Building focus is a testament to your original inspiration: the Voice. It’s the way to build a type of structure for your impulses to see themselves through. Maybe it’s a time of day that you devote daily or weekly, maybe it’s a group you meet with or a room you go to. Patiently, consistently building the muscle is one of the best ways to honor the Voice that wants to be heard.

How do you build and hold your focus?

It begins by starting

The beginning of any new project is daunting, there is no question. The blank page staring at you, waiting to be pierced into being-ness by a stroke of your words (or lines, paint or image, depending on your medium). The great passage from idea into action, risking it all to make manifest what would otherwise remain an impulse, an idea.

Why is it so difficult? It has been my experience that when something is simply a spark in your brain, it feels pure, protected. You can control every edge of it, ensure it’s remains untainted and even predict its undeniable success, as long as it doesn’t touch ground.

So what happens when it touches the ground?

Usually it becomes less perfect. Like when blood meets the oxygen of the outside world, it changes colour. It doesn’t match the original image or the feeling, it takes on a life of its own often with unforeseen challenges and questions. For some, they react by abandoning it, interpreting the lack of control as a fault of their ‘talents’, which have failed them due to an inability to render the original intention.  For others, they will forget the original impulse and let the creation run amock, not offering it the proper guidance as it meets the eyes and ears of the world and moulds to their pre-set ways.

Either way, the Voice can be lost. When I say the Voice, I mean the essence of the original impulse.

Thus I introduce this blog.

Use the Voice is about coming out of hiding and being our authentic selves as creators. After years as a practicing filmmaker, artist and spiritual teacher, I’ve learned a lot of what it takes to build a consistent, empowered creative practice. I also still feel like I am restarting everyday, re-commiting and confirming that the artistic path is valid, worth it and essential. Both sides of the coin have created a passion for the process, leading me to seek new insights and tools around every corner from fellow adventurers. Now, more then ever, with the world in the tenuous point that it sits, I feel a pressing in of this truth:

It is our time as creators.

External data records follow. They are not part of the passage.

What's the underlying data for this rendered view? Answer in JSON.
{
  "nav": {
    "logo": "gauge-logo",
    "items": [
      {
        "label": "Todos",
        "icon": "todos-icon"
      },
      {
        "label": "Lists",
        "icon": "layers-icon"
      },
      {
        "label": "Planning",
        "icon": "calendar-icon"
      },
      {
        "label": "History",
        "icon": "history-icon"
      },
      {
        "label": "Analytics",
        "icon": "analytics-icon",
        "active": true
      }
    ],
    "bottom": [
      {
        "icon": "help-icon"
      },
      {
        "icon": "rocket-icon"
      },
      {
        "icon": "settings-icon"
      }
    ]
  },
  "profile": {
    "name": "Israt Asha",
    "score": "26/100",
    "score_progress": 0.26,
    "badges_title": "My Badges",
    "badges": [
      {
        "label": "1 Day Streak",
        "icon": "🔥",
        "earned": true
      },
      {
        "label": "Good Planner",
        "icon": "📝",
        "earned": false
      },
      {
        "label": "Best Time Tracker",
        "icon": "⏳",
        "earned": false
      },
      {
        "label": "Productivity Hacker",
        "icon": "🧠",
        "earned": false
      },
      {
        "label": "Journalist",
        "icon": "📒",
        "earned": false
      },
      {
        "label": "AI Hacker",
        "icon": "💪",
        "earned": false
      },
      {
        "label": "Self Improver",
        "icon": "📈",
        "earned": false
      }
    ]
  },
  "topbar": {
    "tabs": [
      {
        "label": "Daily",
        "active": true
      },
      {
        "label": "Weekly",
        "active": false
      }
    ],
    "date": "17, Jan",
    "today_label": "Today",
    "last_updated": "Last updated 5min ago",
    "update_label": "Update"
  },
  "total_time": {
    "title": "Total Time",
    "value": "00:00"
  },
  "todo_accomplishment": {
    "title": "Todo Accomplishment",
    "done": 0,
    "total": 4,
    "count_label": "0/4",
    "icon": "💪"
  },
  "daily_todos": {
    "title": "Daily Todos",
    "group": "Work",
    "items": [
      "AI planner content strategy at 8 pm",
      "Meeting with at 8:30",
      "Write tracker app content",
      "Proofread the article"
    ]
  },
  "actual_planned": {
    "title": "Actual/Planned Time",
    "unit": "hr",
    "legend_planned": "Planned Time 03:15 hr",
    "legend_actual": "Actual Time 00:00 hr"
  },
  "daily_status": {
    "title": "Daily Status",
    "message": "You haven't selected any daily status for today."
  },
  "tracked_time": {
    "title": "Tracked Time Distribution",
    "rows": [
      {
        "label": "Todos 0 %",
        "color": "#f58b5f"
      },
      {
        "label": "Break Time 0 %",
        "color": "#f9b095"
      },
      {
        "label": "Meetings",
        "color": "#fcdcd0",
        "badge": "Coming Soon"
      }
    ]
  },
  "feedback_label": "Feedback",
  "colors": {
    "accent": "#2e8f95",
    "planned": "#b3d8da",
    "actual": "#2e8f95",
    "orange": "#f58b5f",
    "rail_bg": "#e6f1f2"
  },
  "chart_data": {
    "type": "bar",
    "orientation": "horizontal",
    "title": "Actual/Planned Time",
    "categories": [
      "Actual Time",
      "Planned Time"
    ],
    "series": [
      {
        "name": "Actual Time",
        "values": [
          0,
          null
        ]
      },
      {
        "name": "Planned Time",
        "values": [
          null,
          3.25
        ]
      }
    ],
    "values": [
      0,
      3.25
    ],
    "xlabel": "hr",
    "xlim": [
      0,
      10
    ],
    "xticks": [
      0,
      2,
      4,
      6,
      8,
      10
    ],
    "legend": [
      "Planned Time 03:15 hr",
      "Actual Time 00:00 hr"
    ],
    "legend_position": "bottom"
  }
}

I believe the world needs us and we need each other. By practicing my own feat of being seen by showing up everyday on this blog, I hope to inspire and learn with you how to get even better.

So…let’s begin…